Cost of creation. A will is usually quite inexpensive to create. For the simplest estates, an individual might be able to get by with a do-it-yourself will template found on the internet — through consultation with an estate planning attorney is best. A trust is an individually drafted document, and you must prepare it in consultation with an attorney.

Challenges to the estate. A will can sometimes be contested in court. Trusts are more difficult to overturn, as there is no underlying probate action for aggrieved relatives. The trust, set up in advance, is also in place before death, so the likelihood of challenging it successfully is lower.

Other considerations.
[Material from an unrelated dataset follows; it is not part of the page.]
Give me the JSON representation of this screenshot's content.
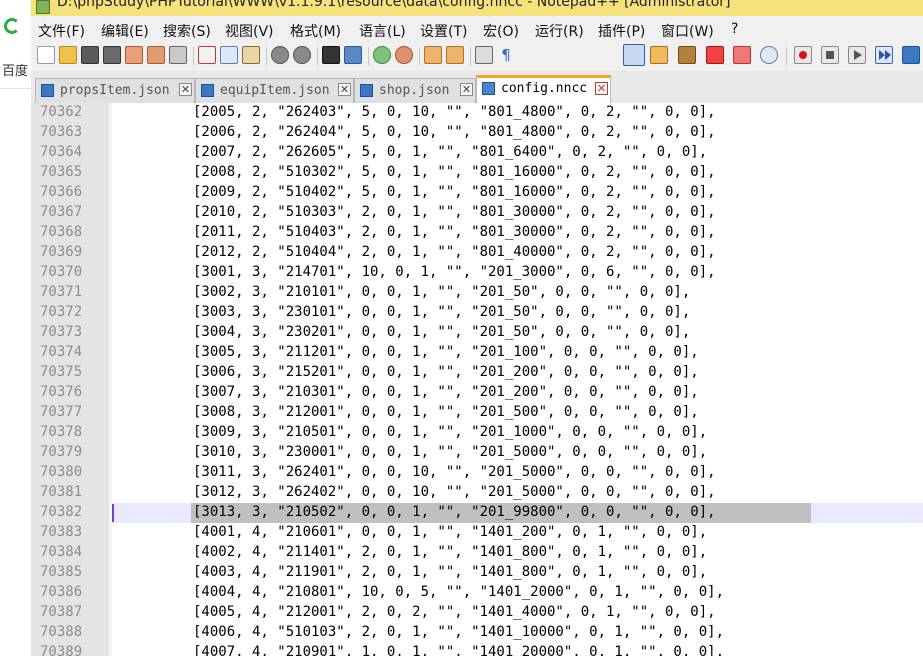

Some trusts have tax advantages or can be used to shield assets from creditors. These advantages aren’t available in wills.

Which One Do I Need and Do I Need a Lawyer?

Determining the estate planning vehicle that’s right for your needs is a complicated question. The value of your estate, the kinds of property you own, your own and your family situations are all subjects that you must explore before answering the question.

A consultation with an attorney can help resolve many of your questions, even if the answer is, ultimately, that little or no complex estate planning is necessary.

One document which everyone can benefit from is a living will in Utah. A living will isn’t technically a will in the traditional sense. Rather, it directs others regarding your medical care wishes, in the event, you’re unable to express them yourself.

For many years, the Weber Law Group has provided clients with the services of a skilled Utah estate attorney. Our practice focuses on estate and business law, and we have extensive experience guiding clients through the estate and probate planning process.

We treat each client as unique and deserving of our best. Since estate and probate work inevitably involves death, loss, and grief, we also treat our clients with the utmost sympathy and compassion.

Call us today for a consultation to see how our firm can assist you with the creation of a Utah trust, a living will, or otherwise meet your estate planning needs.